The scene is completed by choruses of advisers, who promise bandage of reforms for the stagnating Bulgarian economy. A throng of 200 international observers will fly in and then fly out. How many orphanages in Bulgaria could be helped with the money for these expensive trips? Still, with the shocking discovery of the extra-abundance of 350,000 electoral bulletins, maybe the Bulgarian elections do need this large flock of foreign observers, after all.
Electing the Un(d)electable
Analysts warn that a weak coalition government may send the Bulgarians back to the election booths as early as in September, 2013. ‘It will take them months to come up with a coalition agreement,’ grumble some of the Bulgarian citizenry, by now well familiar with the agree-ability of the Bulgarian politicians. Bulgaria’s political class suffers from an acute de-legitimization crisis, and one of the demands of the angry protests, which brought down GERB’s government, centered on the disappointment with the old ways of political leadership, and the desire to see new faces and new political solutions. Seems though, that the same old political recipes will be dominating the polls on the election day. What will tomorrow’s elections bring? It is a ‘known unknown.’ Bulgaria’s political climate is currently characterized by widely dispersed across the political spectrum public support, and significant, exceeding 60% disapproval of the leadership of the major political organizations. Yet, national consensus does not figure in the electoral platforms of any of the parties.

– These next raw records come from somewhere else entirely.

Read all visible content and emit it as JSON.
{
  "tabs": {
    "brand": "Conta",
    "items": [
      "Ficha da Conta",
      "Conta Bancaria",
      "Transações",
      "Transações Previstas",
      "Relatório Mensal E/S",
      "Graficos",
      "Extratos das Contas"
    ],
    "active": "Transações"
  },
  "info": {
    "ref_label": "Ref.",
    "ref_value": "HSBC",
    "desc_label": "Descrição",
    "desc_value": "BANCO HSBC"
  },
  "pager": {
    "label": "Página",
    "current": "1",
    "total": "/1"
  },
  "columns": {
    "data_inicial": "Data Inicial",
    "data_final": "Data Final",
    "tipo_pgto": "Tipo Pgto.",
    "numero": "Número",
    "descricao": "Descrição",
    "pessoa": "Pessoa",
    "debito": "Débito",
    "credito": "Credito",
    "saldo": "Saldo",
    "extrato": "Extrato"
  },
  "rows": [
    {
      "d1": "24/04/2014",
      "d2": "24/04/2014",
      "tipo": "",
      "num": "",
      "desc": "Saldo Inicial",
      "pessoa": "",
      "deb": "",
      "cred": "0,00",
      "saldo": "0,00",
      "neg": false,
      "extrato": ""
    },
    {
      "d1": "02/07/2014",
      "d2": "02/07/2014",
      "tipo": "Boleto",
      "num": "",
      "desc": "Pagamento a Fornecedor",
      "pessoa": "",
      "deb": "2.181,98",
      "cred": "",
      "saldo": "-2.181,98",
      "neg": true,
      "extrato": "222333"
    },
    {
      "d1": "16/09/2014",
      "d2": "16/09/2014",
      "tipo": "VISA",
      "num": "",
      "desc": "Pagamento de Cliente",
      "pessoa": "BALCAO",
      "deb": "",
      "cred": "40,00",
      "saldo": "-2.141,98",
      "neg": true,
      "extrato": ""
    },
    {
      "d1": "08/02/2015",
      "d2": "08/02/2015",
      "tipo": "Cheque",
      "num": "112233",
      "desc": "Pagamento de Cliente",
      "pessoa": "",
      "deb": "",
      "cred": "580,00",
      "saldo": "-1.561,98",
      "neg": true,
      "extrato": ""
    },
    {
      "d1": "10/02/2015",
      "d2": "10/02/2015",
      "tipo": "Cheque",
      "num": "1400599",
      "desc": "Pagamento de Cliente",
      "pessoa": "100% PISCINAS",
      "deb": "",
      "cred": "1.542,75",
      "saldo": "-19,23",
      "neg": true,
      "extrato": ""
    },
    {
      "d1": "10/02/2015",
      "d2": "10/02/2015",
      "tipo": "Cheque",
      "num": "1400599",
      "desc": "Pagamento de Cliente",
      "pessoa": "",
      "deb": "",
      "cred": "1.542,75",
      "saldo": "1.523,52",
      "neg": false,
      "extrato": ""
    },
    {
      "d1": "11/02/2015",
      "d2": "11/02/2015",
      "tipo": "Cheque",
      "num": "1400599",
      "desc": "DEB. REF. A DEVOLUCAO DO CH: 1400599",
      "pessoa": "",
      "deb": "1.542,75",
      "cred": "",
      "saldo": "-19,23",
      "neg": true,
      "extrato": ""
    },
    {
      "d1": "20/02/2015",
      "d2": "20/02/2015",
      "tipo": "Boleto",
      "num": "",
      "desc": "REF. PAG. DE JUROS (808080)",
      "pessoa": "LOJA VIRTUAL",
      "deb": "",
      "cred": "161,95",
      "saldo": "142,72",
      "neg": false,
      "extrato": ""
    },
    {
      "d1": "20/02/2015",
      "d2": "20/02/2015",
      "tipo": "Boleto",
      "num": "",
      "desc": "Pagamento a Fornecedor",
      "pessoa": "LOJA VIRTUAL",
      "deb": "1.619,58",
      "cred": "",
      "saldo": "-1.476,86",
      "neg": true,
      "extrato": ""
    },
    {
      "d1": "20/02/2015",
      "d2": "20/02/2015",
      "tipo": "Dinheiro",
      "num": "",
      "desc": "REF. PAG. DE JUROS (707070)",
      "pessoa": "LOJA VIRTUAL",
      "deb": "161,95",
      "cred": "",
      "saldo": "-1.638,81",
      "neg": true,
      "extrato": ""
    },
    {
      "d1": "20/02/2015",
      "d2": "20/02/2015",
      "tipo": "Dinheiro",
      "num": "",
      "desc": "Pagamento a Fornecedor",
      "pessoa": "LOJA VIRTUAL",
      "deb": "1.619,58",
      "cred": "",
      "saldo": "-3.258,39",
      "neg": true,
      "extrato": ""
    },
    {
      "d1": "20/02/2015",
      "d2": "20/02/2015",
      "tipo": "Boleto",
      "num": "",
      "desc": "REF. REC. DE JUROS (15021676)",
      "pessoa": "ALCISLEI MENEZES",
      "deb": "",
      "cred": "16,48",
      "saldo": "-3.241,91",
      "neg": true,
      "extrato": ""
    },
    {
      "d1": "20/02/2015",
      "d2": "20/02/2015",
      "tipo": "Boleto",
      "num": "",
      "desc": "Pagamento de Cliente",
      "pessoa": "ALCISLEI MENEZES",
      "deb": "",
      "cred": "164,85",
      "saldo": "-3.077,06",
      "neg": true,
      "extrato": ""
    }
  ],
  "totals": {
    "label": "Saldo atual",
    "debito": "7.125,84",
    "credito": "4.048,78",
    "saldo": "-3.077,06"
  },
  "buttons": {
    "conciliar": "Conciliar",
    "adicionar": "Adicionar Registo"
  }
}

. ‘The prosecution took away 350,000 illegal bulletins,’ Sega, 11.05.2013, http://www.segabg.com/article.php?id=648410
. Gospodinova, Veselina, ‘A Piggy-Bank Vote’, Capital, 10.05.2013, http://www.capital.bg/politika_i_ikonomika/bulgaria/izbori2013/2013/05/10/2057858_vot_-_kasichka/
. ‘Parity between GERB and BSP,’ Pressadaily, 10.05.2013, http://pressadaily.bg/publication/14720-%D0%9F%D0%B0%D1%80%D0%B8%D1%82%D0%B5%D1%82-%D0%BC%D0%B5%D0%B6%D0%B4%D1%83-%D0%93%D0%95%D0%A0%D0%91-%D0%B8-%D0%91%D0%A1%D0%9F

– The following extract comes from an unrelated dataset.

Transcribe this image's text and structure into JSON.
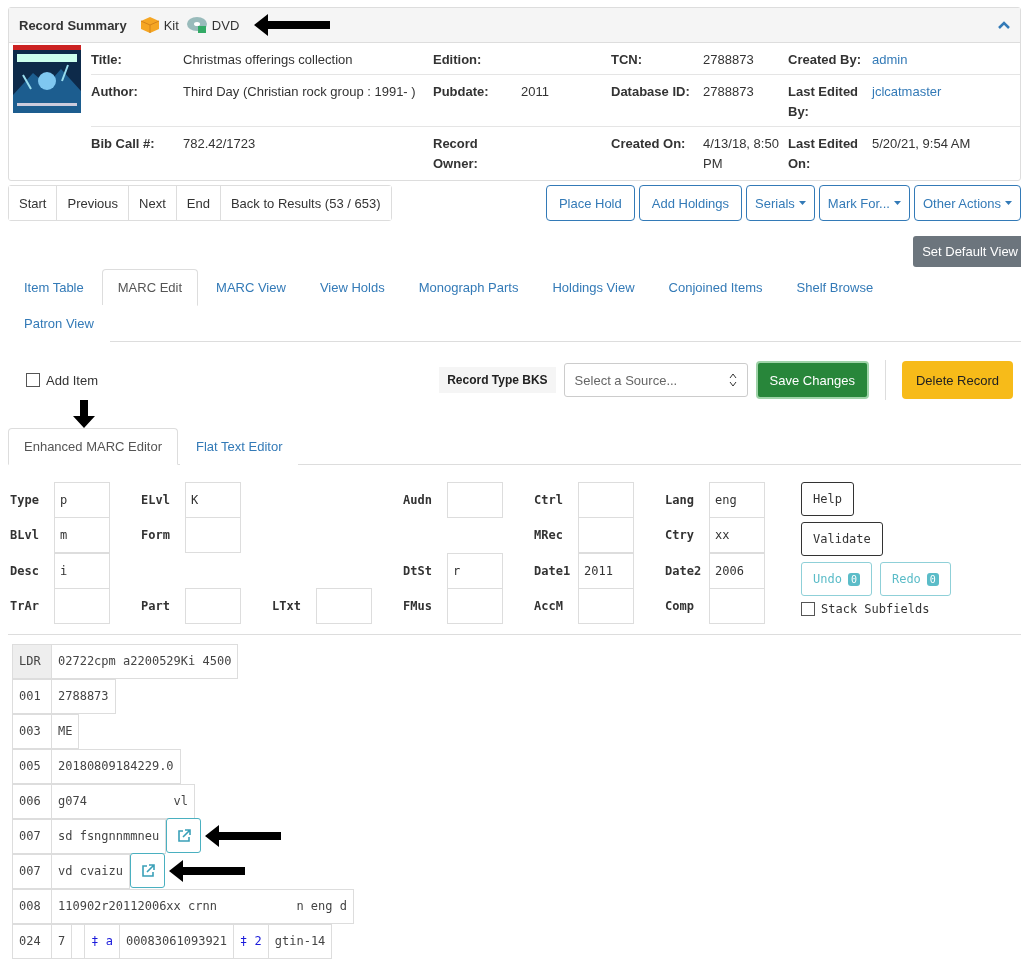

. Paunova, Polina, ‘Open parliament for citizen’s positions,’ 20.05.2012,
Bulgarian Parliament, http://www.parliament.bg/bg/nciom